Gareth Austin on growing the Dig In French beans
Gareth Austin, gardening expert with BBC Radio Foyle, answers your questions about the Dig In French beans. If you have had any problems growing them or have any advice to share, you can add your comments at the bottom of this entry.
Vicky Page from Warwickshire asks: I planted out my seedlings late May, but they're still not flowering and some of them are barely halfway up their poles. I water them a little daily, I dug compost and fertiliser into our heavy clay soil when I planted them and have fed them twice. Is there anything else I should be doing?
Answer: Hi Vicky, good to hear you're trying the Dig In seeds with us! I wouldn't be disheartened by your progress. When planting work in some general fertiliser, such as bone meal, and some garden compost. I regularly sow French beans to ensure a good regular crop and many gardeners sow more crops in July for later harvests. French beans don't like to be too well watered and can be easily overwatered so ensure the soil is kept moist, try mulching with some wet newspaper to conserve moisture around the root, you should only have to water on a weekly basis. Perhaps you're being too good!
Julie McLellan asks: My runner beans have grown well with plenty of flowers. The new beans seem to have been nipped off before they have had the chance to develop. There is no evidence of insects or infection on the plant. Usually I would have had a couple of meals of beans already - but this year nothing.

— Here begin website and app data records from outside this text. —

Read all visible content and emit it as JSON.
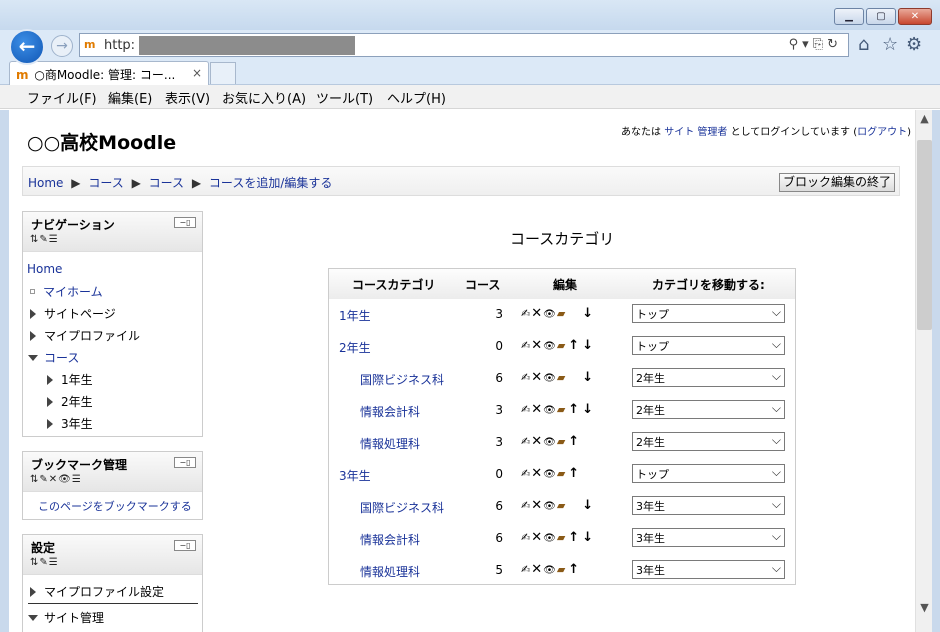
{
  "browser": {
    "url_prefix": "http:",
    "tab_title": "○商Moodle: 管理: コー...",
    "tab_close": "×",
    "menu": [
      "ファイル(F)",
      "編集(E)",
      "表示(V)",
      "お気に入り(A)",
      "ツール(T)",
      "ヘルプ(H)"
    ]
  },
  "site": {
    "title": "○○高校Moodle",
    "login_prefix": "あなたは",
    "login_user": "サイト 管理者",
    "login_mid": "としてログインしています (",
    "logout": "ログアウト",
    "login_suffix": ")"
  },
  "breadcrumb": {
    "items": [
      "Home",
      "コース",
      "コース",
      "コースを追加/編集する"
    ],
    "separator": "▶"
  },
  "edit_blocks_button": "ブロック編集の終了",
  "navigation_block": {
    "title": "ナビゲーション",
    "home": "Home",
    "my_home": "マイホーム",
    "site_pages": "サイトページ",
    "my_profile": "マイプロファイル",
    "courses": "コース",
    "years": [
      "1年生",
      "2年生",
      "3年生"
    ]
  },
  "bookmark_block": {
    "title": "ブックマーク管理",
    "link": "このページをブックマークする"
  },
  "settings_block": {
    "title": "設定",
    "my_profile_settings": "マイプロファイル設定",
    "site_admin": "サイト管理"
  },
  "category_heading": "コースカテゴリ",
  "category_table": {
    "headers": [
      "コースカテゴリ",
      "コース",
      "編集",
      "カテゴリを移動する:"
    ],
    "rows": [
      {
        "name": "1年生",
        "count": "3",
        "up": false,
        "down": true,
        "move_to": "トップ",
        "indent": false
      },
      {
        "name": "2年生",
        "count": "0",
        "up": true,
        "down": true,
        "move_to": "トップ",
        "indent": false
      },
      {
        "name": "国際ビジネス科",
        "count": "6",
        "up": false,
        "down": true,
        "move_to": "2年生",
        "indent": true
      },
      {
        "name": "情報会計科",
        "count": "3",
        "up": true,
        "down": true,
        "move_to": "2年生",
        "indent": true
      },
      {
        "name": "情報処理科",
        "count": "3",
        "up": true,
        "down": false,
        "move_to": "2年生",
        "indent": true
      },
      {
        "name": "3年生",
        "count": "0",
        "up": true,
        "down": false,
        "move_to": "トップ",
        "indent": false
      },
      {
        "name": "国際ビジネス科",
        "count": "6",
        "up": false,
        "down": true,
        "move_to": "3年生",
        "indent": true
      },
      {
        "name": "情報会計科",
        "count": "6",
        "up": true,
        "down": true,
        "move_to": "3年生",
        "indent": true
      },
      {
        "name": "情報処理科",
        "count": "5",
        "up": true,
        "down": false,
        "move_to": "3年生",
        "indent": true
      }
    ]
  }
}
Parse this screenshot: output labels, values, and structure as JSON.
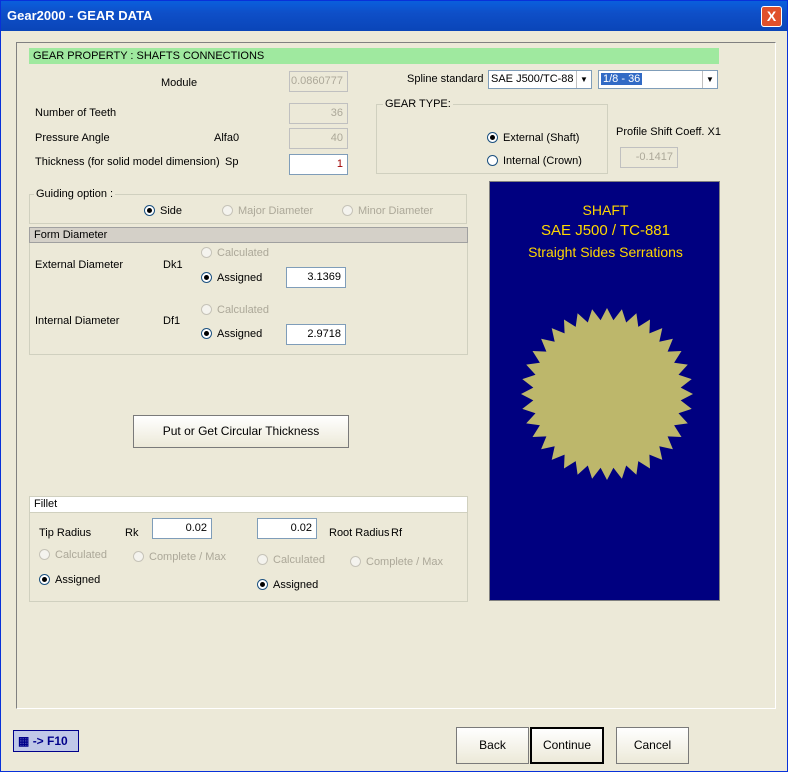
{
  "window": {
    "title": "Gear2000 - GEAR DATA",
    "close_label": "X"
  },
  "section_header": "GEAR PROPERTY : SHAFTS CONNECTIONS",
  "fields": {
    "module_label": "Module",
    "module_value": "0.0860777",
    "teeth_label": "Number of Teeth",
    "teeth_value": "36",
    "pressure_label": "Pressure Angle",
    "pressure_sym": "Alfa0",
    "pressure_value": "40",
    "thickness_label": "Thickness (for solid model dimension)",
    "thickness_sym": "Sp",
    "thickness_value": "1"
  },
  "spline": {
    "label": "Spline standard",
    "standard": "SAE J500/TC-88",
    "size": "1/8 - 36"
  },
  "gear_type": {
    "title": "GEAR TYPE:",
    "external": "External (Shaft)",
    "internal": "Internal (Crown)"
  },
  "profile_shift": {
    "label": "Profile Shift Coeff. X1",
    "value": "-0.1417"
  },
  "guiding": {
    "title": "Guiding option :",
    "side": "Side",
    "major": "Major Diameter",
    "minor": "Minor Diameter"
  },
  "form_diameter": {
    "title": "Form Diameter",
    "ext_label": "External Diameter",
    "ext_sym": "Dk1",
    "ext_calc": "Calculated",
    "ext_assigned": "Assigned",
    "ext_value": "3.1369",
    "int_label": "Internal Diameter",
    "int_sym": "Df1",
    "int_calc": "Calculated",
    "int_assigned": "Assigned",
    "int_value": "2.9718"
  },
  "circular_button": "Put or Get Circular Thickness",
  "fillet": {
    "title": "Fillet",
    "tip_label": "Tip Radius",
    "tip_sym": "Rk",
    "tip_value": "0.02",
    "root_label": "Root Radius",
    "root_sym": "Rf",
    "root_value": "0.02",
    "calculated": "Calculated",
    "complete": "Complete /  Max",
    "assigned": "Assigned"
  },
  "preview": {
    "line1": "SHAFT",
    "line2": "SAE J500  /  TC-881",
    "line3": "Straight Sides Serrations",
    "bg": "#000080",
    "gear_color": "#bdb76b"
  },
  "footer": {
    "f10": "-> F10",
    "back": "Back",
    "continue": "Continue",
    "cancel": "Cancel"
  }
}
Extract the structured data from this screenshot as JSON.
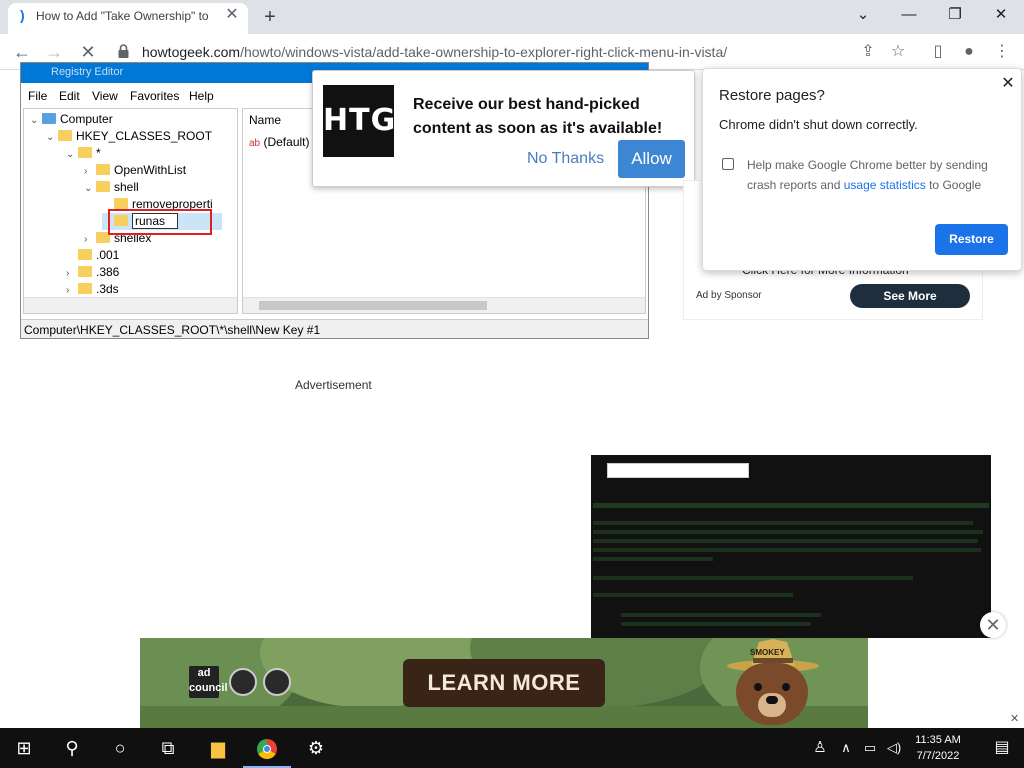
{
  "browser": {
    "tab_title": "How to Add \"Take Ownership\" to",
    "tab_favicon": "htg-favicon",
    "url_host": "howtogeek.com",
    "url_path": "/howto/windows-vista/add-take-ownership-to-explorer-right-click-menu-in-vista/"
  },
  "regedit": {
    "title": "Registry Editor",
    "menu": [
      "File",
      "Edit",
      "View",
      "Favorites",
      "Help"
    ],
    "tree": [
      {
        "label": "Computer"
      },
      {
        "label": "HKEY_CLASSES_ROOT"
      },
      {
        "label": "*"
      },
      {
        "label": "OpenWithList"
      },
      {
        "label": "shell"
      },
      {
        "label": "removeproperti"
      },
      {
        "label": "runas"
      },
      {
        "label": "shellex"
      },
      {
        "label": ".001"
      },
      {
        "label": ".386"
      },
      {
        "label": ".3ds"
      }
    ],
    "list_header": "Name",
    "list_default": "(Default)",
    "status": "Computer\\HKEY_CLASSES_ROOT\\*\\shell\\New Key #1"
  },
  "notify": {
    "logo": "HTG",
    "message": "Receive our best hand-picked content as soon as it's available!",
    "no_thanks": "No Thanks",
    "allow": "Allow"
  },
  "restore_popup": {
    "title": "Restore pages?",
    "message": "Chrome didn't shut down correctly.",
    "check_text_pre": "Help make Google Chrome better by sending crash reports and ",
    "check_link": "usage statistics",
    "check_text_post": " to Google",
    "restore_button": "Restore"
  },
  "sponsor_ad": {
    "click_here": "Click Here for More Information",
    "ad_by": "Ad by Sponsor",
    "see_more": "See More"
  },
  "advertisement_label": "Advertisement",
  "banner": {
    "ad_council": "ad\ncouncil",
    "learn_more": "LEARN MORE",
    "smokey": "SMOKEY"
  },
  "taskbar": {
    "time": "11:35 AM",
    "date": "7/7/2022"
  },
  "colors": {
    "accent": "#1a73e8",
    "allow": "#3c86d3",
    "see_more": "#1f2e3d",
    "regedit_title": "#0078d7"
  }
}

Any ideas?
Answer: Julie, this is a tricky one. It could be three things. First, could be birds nipping them off? Secondly, it could be slugs. Thirdly, it could be as a result of the flowers not being pollinated properly, this could be down to the recent hot dry weather. I'm thinking it's most likely to be option 3, if so, work in lots of garden compost when planting, and mulch around established plants with garden compost to conserve moisture. For slugs, make a copper ring for around the base of each plant, slugs and snails won't cross copper. For birds, tie a carrier bag on the plants to scare them off. Let us know how you get on!

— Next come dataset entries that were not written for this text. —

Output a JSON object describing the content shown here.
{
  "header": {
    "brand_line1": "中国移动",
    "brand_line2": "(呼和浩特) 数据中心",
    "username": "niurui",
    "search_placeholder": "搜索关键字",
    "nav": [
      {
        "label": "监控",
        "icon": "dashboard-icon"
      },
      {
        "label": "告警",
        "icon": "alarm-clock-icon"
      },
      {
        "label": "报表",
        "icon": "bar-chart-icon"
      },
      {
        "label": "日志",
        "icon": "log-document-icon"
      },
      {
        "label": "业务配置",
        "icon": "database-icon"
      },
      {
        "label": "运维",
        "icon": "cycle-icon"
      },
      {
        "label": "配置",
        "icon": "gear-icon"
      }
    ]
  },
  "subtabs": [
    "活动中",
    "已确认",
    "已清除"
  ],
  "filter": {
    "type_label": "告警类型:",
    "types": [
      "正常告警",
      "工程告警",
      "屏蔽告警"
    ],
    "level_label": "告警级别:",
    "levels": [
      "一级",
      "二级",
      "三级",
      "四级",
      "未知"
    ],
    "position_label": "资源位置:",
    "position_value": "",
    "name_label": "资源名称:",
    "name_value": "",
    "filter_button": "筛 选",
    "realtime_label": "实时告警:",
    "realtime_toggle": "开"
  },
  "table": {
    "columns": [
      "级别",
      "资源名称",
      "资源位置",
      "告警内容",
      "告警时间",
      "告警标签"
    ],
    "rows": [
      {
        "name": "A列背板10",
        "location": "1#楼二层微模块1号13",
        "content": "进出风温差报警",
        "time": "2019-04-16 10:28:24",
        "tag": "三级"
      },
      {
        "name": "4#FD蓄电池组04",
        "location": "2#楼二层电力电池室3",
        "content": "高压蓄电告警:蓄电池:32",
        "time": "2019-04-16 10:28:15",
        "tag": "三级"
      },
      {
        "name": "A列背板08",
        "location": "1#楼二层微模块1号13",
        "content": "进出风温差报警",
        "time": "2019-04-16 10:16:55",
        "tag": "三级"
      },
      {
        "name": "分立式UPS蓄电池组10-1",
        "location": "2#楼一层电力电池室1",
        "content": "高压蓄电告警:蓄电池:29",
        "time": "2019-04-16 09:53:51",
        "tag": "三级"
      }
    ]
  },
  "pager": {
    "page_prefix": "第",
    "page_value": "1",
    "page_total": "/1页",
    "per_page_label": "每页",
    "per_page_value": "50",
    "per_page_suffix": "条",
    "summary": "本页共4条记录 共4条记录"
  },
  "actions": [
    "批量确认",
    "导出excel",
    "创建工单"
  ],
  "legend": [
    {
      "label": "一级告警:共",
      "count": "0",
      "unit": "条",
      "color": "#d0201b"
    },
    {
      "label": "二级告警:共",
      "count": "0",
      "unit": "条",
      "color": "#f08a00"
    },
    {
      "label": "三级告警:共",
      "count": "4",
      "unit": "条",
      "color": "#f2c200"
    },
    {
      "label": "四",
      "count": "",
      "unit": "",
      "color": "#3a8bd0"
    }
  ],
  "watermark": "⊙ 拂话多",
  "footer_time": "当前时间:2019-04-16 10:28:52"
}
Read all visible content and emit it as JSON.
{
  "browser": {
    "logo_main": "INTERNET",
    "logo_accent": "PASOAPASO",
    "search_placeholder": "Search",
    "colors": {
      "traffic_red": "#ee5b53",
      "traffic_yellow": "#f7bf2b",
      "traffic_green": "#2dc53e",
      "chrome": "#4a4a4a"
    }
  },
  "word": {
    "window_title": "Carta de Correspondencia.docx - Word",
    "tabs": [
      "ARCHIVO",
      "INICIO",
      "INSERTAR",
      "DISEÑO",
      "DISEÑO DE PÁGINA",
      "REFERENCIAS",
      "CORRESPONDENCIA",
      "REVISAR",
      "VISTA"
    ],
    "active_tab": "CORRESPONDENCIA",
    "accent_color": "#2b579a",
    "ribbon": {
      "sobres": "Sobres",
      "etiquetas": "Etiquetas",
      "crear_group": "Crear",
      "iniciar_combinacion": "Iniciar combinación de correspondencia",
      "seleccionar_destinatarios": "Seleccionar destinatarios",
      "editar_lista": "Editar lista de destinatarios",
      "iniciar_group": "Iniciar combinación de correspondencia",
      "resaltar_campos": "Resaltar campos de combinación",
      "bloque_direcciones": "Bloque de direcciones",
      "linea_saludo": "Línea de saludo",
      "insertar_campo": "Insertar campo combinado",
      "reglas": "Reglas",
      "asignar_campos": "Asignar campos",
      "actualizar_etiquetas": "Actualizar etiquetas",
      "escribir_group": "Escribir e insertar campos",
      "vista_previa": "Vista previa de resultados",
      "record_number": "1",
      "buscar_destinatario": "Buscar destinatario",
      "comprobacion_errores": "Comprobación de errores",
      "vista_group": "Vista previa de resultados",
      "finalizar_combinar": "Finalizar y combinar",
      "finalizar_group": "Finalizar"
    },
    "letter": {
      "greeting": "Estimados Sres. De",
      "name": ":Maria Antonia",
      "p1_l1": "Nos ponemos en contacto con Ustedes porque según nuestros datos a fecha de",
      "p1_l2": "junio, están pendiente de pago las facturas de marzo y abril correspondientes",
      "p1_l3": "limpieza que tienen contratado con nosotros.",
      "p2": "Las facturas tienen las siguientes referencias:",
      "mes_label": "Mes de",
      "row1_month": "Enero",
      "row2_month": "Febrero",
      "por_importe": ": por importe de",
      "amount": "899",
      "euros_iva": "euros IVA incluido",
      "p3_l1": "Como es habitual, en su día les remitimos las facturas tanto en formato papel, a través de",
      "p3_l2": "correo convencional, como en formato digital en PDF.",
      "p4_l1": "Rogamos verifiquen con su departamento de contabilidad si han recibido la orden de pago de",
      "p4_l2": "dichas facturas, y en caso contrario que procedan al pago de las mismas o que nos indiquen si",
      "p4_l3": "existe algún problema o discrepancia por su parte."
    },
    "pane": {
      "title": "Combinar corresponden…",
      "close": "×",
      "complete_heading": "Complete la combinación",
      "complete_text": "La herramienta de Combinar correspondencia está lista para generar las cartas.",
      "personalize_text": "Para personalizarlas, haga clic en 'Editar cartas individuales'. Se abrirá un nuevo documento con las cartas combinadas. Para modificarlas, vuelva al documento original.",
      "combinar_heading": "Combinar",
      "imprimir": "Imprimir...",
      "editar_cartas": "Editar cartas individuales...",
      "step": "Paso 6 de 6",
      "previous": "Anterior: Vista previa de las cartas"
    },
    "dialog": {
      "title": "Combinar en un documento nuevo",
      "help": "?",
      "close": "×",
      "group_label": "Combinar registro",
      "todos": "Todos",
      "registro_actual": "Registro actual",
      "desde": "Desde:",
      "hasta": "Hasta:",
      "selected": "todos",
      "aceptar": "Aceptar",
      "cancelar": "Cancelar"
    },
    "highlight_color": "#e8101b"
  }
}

Hazel Halliday from Kent asks: I have been growing the beans from your seeds with great success but suddenly there are black dots under the leaves, I am not sure if they are blackfly as I do not know anything about bugs, any ideas please?
Answer: Hi Hazel, let the doctor see the patient! Email us a wee pic and we'll post it for other Dig In gardeners to use as a reference too!

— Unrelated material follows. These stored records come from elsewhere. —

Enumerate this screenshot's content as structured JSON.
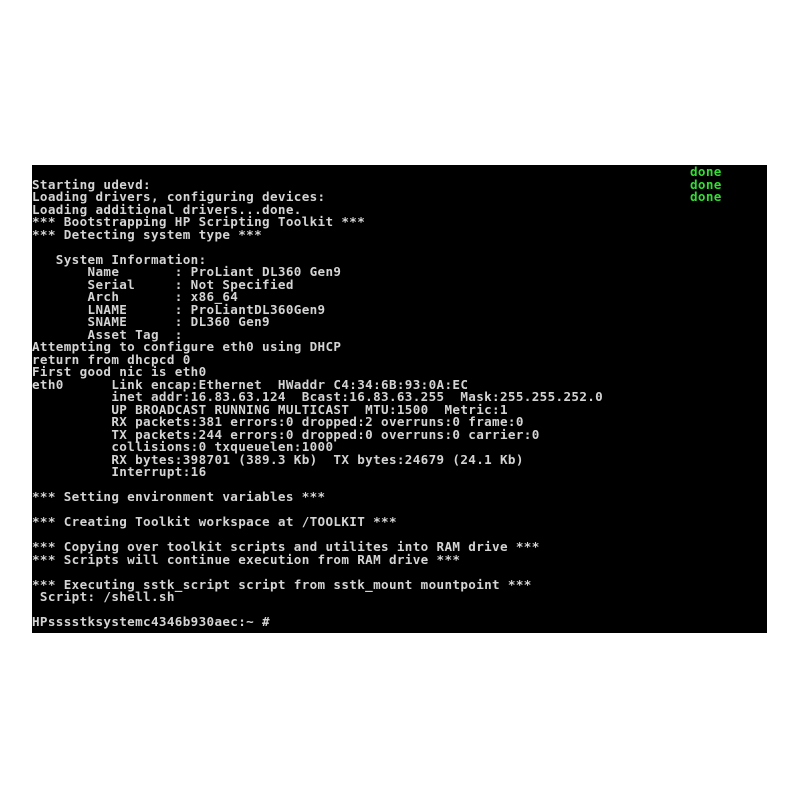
{
  "terminal": {
    "status_done": [
      "done",
      "done",
      "done"
    ],
    "lines": [
      "Starting udevd:",
      "Loading drivers, configuring devices:",
      "Loading additional drivers...done.",
      "*** Bootstrapping HP Scripting Toolkit ***",
      "*** Detecting system type ***",
      "",
      "   System Information:",
      "       Name       : ProLiant DL360 Gen9",
      "       Serial     : Not Specified",
      "       Arch       : x86_64",
      "       LNAME      : ProLiantDL360Gen9",
      "       SNAME      : DL360 Gen9",
      "       Asset Tag  :",
      "Attempting to configure eth0 using DHCP",
      "return from dhcpcd 0",
      "First good nic is eth0",
      "eth0      Link encap:Ethernet  HWaddr C4:34:6B:93:0A:EC",
      "          inet addr:16.83.63.124  Bcast:16.83.63.255  Mask:255.255.252.0",
      "          UP BROADCAST RUNNING MULTICAST  MTU:1500  Metric:1",
      "          RX packets:381 errors:0 dropped:2 overruns:0 frame:0",
      "          TX packets:244 errors:0 dropped:0 overruns:0 carrier:0",
      "          collisions:0 txqueuelen:1000",
      "          RX bytes:398701 (389.3 Kb)  TX bytes:24679 (24.1 Kb)",
      "          Interrupt:16",
      "",
      "*** Setting environment variables ***",
      "",
      "*** Creating Toolkit workspace at /TOOLKIT ***",
      "",
      "*** Copying over toolkit scripts and utilites into RAM drive ***",
      "*** Scripts will continue execution from RAM drive ***",
      "",
      "*** Executing sstk_script script from sstk_mount mountpoint ***",
      " Script: /shell.sh",
      "",
      "HPsssstksystemc4346b930aec:~ #"
    ],
    "prompt": "HPsssstksystemc4346b930aec:~ #",
    "colors": {
      "background": "#000000",
      "text": "#d4d4d4",
      "done": "#33dd33"
    }
  }
}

Dave Richardson from Sutton Coldfield asks: We have been inundated this year with blackfly which appears to have killed some of the runner beans and the broad beans. We have sprayed but to little effect. Is there a sure fire way of controlling blackfly?
Answer: Hi Dave, blackfly can be a serious problem on beans, however, don't be disheartened. An age-old technique is to pinch out the tips of the new growth at this time of year. Blackfly seem to be attracted by the colour of the new growth so many gardeners find this effective. Where you have an attack it's important you act early to avoid the pests breeding uncontrollably. Try blasting the plants with a fast jet of water from the hose, to try to wash as many off as possible. An insecticide purchased from your local garden centre may be the answer, however. A useful plant to grow throughout the vegetable garden is the common French marigold, this is excellent at repelling aphids and other pests due to its strong perfume. You may still be able to pick up some of these at your local garden centre too.